— WORK REQUEST —
Where the string "with" appears in a line of the data, show that line.

— Data about app and page elements —
══════════════════════════════

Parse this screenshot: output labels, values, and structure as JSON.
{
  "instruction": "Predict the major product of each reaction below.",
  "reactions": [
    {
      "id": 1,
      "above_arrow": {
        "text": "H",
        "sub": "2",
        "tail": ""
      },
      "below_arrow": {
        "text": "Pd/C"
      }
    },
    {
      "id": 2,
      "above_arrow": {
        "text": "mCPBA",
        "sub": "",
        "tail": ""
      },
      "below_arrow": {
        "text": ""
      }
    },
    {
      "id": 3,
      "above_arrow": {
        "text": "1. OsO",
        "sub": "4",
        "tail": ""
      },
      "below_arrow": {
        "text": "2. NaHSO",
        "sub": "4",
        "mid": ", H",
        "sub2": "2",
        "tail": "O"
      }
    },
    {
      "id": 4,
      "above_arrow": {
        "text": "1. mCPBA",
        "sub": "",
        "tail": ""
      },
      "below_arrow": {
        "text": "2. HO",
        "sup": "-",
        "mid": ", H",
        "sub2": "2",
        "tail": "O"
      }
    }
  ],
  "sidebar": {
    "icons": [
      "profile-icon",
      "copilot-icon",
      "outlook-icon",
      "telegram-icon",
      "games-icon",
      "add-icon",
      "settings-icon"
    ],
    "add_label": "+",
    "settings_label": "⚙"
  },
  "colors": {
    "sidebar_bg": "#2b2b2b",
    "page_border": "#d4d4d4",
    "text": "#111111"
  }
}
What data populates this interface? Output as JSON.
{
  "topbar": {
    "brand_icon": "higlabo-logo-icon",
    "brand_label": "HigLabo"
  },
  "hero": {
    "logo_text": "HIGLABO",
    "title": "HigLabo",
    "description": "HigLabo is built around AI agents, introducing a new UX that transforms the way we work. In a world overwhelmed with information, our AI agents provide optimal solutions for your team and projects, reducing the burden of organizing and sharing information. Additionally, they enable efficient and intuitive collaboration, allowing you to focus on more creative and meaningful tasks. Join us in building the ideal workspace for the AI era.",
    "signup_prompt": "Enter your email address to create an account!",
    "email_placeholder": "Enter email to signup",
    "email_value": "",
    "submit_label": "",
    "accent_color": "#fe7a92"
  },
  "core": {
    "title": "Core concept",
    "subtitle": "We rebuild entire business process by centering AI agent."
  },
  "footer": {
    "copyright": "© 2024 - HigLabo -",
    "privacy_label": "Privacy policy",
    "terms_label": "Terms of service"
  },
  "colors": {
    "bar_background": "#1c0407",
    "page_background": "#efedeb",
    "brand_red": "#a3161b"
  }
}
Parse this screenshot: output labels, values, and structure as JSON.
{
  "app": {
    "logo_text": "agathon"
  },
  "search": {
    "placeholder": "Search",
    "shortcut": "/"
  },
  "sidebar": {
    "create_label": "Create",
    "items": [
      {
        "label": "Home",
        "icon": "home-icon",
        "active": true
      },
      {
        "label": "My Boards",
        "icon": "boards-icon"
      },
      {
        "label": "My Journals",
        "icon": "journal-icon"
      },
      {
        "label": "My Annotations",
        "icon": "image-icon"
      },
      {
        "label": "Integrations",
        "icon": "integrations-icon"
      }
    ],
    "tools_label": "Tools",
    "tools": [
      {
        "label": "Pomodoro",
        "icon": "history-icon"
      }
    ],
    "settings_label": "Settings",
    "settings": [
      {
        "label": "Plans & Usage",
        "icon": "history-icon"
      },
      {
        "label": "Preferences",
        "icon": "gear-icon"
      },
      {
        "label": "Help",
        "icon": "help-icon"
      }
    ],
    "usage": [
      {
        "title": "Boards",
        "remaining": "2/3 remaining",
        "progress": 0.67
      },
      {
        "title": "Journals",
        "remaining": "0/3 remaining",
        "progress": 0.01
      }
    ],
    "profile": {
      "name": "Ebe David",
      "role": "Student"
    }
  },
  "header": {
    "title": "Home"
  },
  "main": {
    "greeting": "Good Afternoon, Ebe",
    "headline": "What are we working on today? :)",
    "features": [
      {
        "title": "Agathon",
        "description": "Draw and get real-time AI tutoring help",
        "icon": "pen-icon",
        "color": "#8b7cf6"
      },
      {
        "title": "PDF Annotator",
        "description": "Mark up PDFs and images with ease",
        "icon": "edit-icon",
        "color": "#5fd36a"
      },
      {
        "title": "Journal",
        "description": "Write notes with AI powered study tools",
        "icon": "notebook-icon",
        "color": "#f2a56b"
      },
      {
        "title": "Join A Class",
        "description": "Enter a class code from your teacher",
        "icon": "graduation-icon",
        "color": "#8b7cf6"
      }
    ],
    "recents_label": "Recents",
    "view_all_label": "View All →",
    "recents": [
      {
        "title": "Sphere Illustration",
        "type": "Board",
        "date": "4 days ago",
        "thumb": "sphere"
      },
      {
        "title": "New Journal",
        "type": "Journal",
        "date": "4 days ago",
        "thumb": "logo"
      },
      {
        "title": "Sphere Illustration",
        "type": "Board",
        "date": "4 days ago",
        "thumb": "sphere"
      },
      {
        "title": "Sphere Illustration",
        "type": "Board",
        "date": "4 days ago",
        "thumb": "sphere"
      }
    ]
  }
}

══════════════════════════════

— RESULT OF THE EXERCISE —
    "description": "HigLabo is built around AI agents, introducing a new UX that transforms the way we work. In a world overwhelmed with information, our AI agents provide optimal solutions for your team and projects, reducing the burden of organizing and sharing information. Additionally, they enable efficient and intuitive collaboration, allowing you to focus on more creative and meaningful tasks. Join us in building the ideal workspace for the AI era.",
        "description": "Mark up PDFs and images with ease",
        "description": "Write notes with AI powered study tools",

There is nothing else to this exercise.